◆ Instructions for the task
Restate all of the data below word for word.
##### Record set
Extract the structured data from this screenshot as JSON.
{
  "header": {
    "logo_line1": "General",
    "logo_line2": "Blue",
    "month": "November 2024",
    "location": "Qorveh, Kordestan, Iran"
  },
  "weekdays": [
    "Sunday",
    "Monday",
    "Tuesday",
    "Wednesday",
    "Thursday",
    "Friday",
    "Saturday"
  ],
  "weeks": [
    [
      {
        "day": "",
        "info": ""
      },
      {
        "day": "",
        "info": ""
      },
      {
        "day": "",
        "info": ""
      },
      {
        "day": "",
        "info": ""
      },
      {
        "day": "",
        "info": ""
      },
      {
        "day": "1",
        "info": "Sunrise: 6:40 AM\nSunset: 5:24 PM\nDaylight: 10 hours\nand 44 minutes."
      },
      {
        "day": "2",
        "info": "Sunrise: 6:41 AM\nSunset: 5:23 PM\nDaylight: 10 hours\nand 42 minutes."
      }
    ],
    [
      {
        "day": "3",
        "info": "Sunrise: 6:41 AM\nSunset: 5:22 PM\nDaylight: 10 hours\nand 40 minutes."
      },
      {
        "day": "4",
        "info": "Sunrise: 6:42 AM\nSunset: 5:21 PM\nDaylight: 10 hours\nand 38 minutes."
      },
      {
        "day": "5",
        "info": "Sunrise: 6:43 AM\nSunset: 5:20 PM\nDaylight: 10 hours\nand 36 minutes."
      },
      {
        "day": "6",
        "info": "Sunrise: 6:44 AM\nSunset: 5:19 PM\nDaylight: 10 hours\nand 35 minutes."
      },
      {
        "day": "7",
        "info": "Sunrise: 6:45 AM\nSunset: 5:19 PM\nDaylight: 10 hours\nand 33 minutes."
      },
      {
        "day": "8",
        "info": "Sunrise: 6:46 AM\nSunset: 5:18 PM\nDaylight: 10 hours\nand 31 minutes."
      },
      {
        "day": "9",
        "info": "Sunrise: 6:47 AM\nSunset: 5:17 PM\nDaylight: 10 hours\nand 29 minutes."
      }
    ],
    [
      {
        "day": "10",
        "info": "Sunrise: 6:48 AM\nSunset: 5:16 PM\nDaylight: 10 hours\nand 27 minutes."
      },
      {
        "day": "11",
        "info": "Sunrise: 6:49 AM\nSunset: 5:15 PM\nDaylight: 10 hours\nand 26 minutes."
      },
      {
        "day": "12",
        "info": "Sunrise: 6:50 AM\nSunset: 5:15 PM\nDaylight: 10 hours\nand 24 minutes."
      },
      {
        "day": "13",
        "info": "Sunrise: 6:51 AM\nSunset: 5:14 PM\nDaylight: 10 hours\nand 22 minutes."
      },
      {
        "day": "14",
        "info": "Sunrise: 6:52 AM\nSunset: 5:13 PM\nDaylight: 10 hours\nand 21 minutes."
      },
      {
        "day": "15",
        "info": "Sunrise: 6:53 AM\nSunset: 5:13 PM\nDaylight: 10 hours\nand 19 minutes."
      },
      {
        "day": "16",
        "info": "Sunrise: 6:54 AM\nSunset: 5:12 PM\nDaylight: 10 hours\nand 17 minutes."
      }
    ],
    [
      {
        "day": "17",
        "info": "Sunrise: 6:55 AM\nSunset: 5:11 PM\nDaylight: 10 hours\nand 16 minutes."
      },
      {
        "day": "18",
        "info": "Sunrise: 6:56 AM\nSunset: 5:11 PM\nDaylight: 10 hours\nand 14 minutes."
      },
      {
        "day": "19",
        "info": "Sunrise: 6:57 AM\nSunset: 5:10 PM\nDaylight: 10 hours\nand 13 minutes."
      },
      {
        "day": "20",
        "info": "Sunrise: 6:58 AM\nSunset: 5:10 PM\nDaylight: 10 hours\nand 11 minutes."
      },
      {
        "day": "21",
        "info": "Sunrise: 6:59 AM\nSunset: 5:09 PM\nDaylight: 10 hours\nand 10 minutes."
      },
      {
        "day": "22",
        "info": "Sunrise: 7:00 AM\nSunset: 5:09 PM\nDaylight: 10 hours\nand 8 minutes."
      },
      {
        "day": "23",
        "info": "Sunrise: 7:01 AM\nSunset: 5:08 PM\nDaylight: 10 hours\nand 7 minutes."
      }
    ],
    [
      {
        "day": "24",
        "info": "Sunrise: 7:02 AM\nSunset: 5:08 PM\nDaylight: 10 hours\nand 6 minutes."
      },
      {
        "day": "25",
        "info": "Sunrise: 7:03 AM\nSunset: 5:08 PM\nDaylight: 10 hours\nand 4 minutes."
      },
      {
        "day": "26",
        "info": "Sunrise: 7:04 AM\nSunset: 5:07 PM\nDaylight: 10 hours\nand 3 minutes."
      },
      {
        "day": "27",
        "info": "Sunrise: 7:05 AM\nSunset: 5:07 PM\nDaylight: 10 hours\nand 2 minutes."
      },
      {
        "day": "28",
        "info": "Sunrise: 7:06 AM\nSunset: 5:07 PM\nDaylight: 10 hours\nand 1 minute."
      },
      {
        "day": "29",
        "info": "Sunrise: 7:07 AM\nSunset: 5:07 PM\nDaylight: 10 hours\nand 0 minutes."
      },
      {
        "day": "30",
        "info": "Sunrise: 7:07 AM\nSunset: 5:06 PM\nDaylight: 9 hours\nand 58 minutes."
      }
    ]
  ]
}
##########
◆ Problem solution
Extract the structured data from this screenshot as JSON.
{
  "header": {
    "logo_line1": "General",
    "logo_line2": "Blue",
    "month": "November 2024",
    "location": "Qorveh, Kordestan, Iran"
  },
  "weekdays": [
    "Sunday",
    "Monday",
    "Tuesday",
    "Wednesday",
    "Thursday",
    "Friday",
    "Saturday"
  ],
  "weeks": [
    [
      {
        "day": "",
        "info": ""
      },
      {
        "day": "",
        "info": ""
      },
      {
        "day": "",
        "info": ""
      },
      {
        "day": "",
        "info": ""
      },
      {
        "day": "",
        "info": ""
      },
      {
        "day": "1",
        "info": "Sunrise: 6:40 AM\nSunset: 5:24 PM\nDaylight: 10 hours\nand 44 minutes."
      },
      {
        "day": "2",
        "info": "Sunrise: 6:41 AM\nSunset: 5:23 PM\nDaylight: 10 hours\nand 42 minutes."
      }
    ],
    [
      {
        "day": "3",
        "info": "Sunrise: 6:41 AM\nSunset: 5:22 PM\nDaylight: 10 hours\nand 40 minutes."
      },
      {
        "day": "4",
        "info": "Sunrise: 6:42 AM\nSunset: 5:21 PM\nDaylight: 10 hours\nand 38 minutes."
      },
      {
        "day": "5",
        "info": "Sunrise: 6:43 AM\nSunset: 5:20 PM\nDaylight: 10 hours\nand 36 minutes."
      },
      {
        "day": "6",
        "info": "Sunrise: 6:44 AM\nSunset: 5:19 PM\nDaylight: 10 hours\nand 35 minutes."
      },
      {
        "day": "7",
        "info": "Sunrise: 6:45 AM\nSunset: 5:19 PM\nDaylight: 10 hours\nand 33 minutes."
      },
      {
        "day": "8",
        "info": "Sunrise: 6:46 AM\nSunset: 5:18 PM\nDaylight: 10 hours\nand 31 minutes."
      },
      {
        "day": "9",
        "info": "Sunrise: 6:47 AM\nSunset: 5:17 PM\nDaylight: 10 hours\nand 29 minutes."
      }
    ],
    [
      {
        "day": "10",
        "info": "Sunrise: 6:48 AM\nSunset: 5:16 PM\nDaylight: 10 hours\nand 27 minutes."
      },
      {
        "day": "11",
        "info": "Sunrise: 6:49 AM\nSunset: 5:15 PM\nDaylight: 10 hours\nand 26 minutes."
      },
      {
        "day": "12",
        "info": "Sunrise: 6:50 AM\nSunset: 5:15 PM\nDaylight: 10 hours\nand 24 minutes."
      },
      {
        "day": "13",
        "info": "Sunrise: 6:51 AM\nSunset: 5:14 PM\nDaylight: 10 hours\nand 22 minutes."
      },
      {
        "day": "14",
        "info": "Sunrise: 6:52 AM\nSunset: 5:13 PM\nDaylight: 10 hours\nand 21 minutes."
      },
      {
        "day": "15",
        "info": "Sunrise: 6:53 AM\nSunset: 5:13 PM\nDaylight: 10 hours\nand 19 minutes."
      },
      {
        "day": "16",
        "info": "Sunrise: 6:54 AM\nSunset: 5:12 PM\nDaylight: 10 hours\nand 17 minutes."
      }
    ],
    [
      {
        "day": "17",
        "info": "Sunrise: 6:55 AM\nSunset: 5:11 PM\nDaylight: 10 hours\nand 16 minutes."
      },
      {
        "day": "18",
        "info": "Sunrise: 6:56 AM\nSunset: 5:11 PM\nDaylight: 10 hours\nand 14 minutes."
      },
      {
        "day": "19",
        "info": "Sunrise: 6:57 AM\nSunset: 5:10 PM\nDaylight: 10 hours\nand 13 minutes."
      },
      {
        "day": "20",
        "info": "Sunrise: 6:58 AM\nSunset: 5:10 PM\nDaylight: 10 hours\nand 11 minutes."
      },
      {
        "day": "21",
        "info": "Sunrise: 6:59 AM\nSunset: 5:09 PM\nDaylight: 10 hours\nand 10 minutes."
      },
      {
        "day": "22",
        "info": "Sunrise: 7:00 AM\nSunset: 5:09 PM\nDaylight: 10 hours\nand 8 minutes."
      },
      {
        "day": "23",
        "info": "Sunrise: 7:01 AM\nSunset: 5:08 PM\nDaylight: 10 hours\nand 7 minutes."
      }
    ],
    [
      {
        "day": "24",
        "info": "Sunrise: 7:02 AM\nSunset: 5:08 PM\nDaylight: 10 hours\nand 6 minutes."
      },
      {
        "day": "25",
        "info": "Sunrise: 7:03 AM\nSunset: 5:08 PM\nDaylight: 10 hours\nand 4 minutes."
      },
      {
        "day": "26",
        "info": "Sunrise: 7:04 AM\nSunset: 5:07 PM\nDaylight: 10 hours\nand 3 minutes."
      },
      {
        "day": "27",
        "info": "Sunrise: 7:05 AM\nSunset: 5:07 PM\nDaylight: 10 hours\nand 2 minutes."
      },
      {
        "day": "28",
        "info": "Sunrise: 7:06 AM\nSunset: 5:07 PM\nDaylight: 10 hours\nand 1 minute."
      },
      {
        "day": "29",
        "info": "Sunrise: 7:07 AM\nSunset: 5:07 PM\nDaylight: 10 hours\nand 0 minutes."
      },
      {
        "day": "30",
        "info": "Sunrise: 7:07 AM\nSunset: 5:06 PM\nDaylight: 9 hours\nand 58 minutes."
      }
    ]
  ]
}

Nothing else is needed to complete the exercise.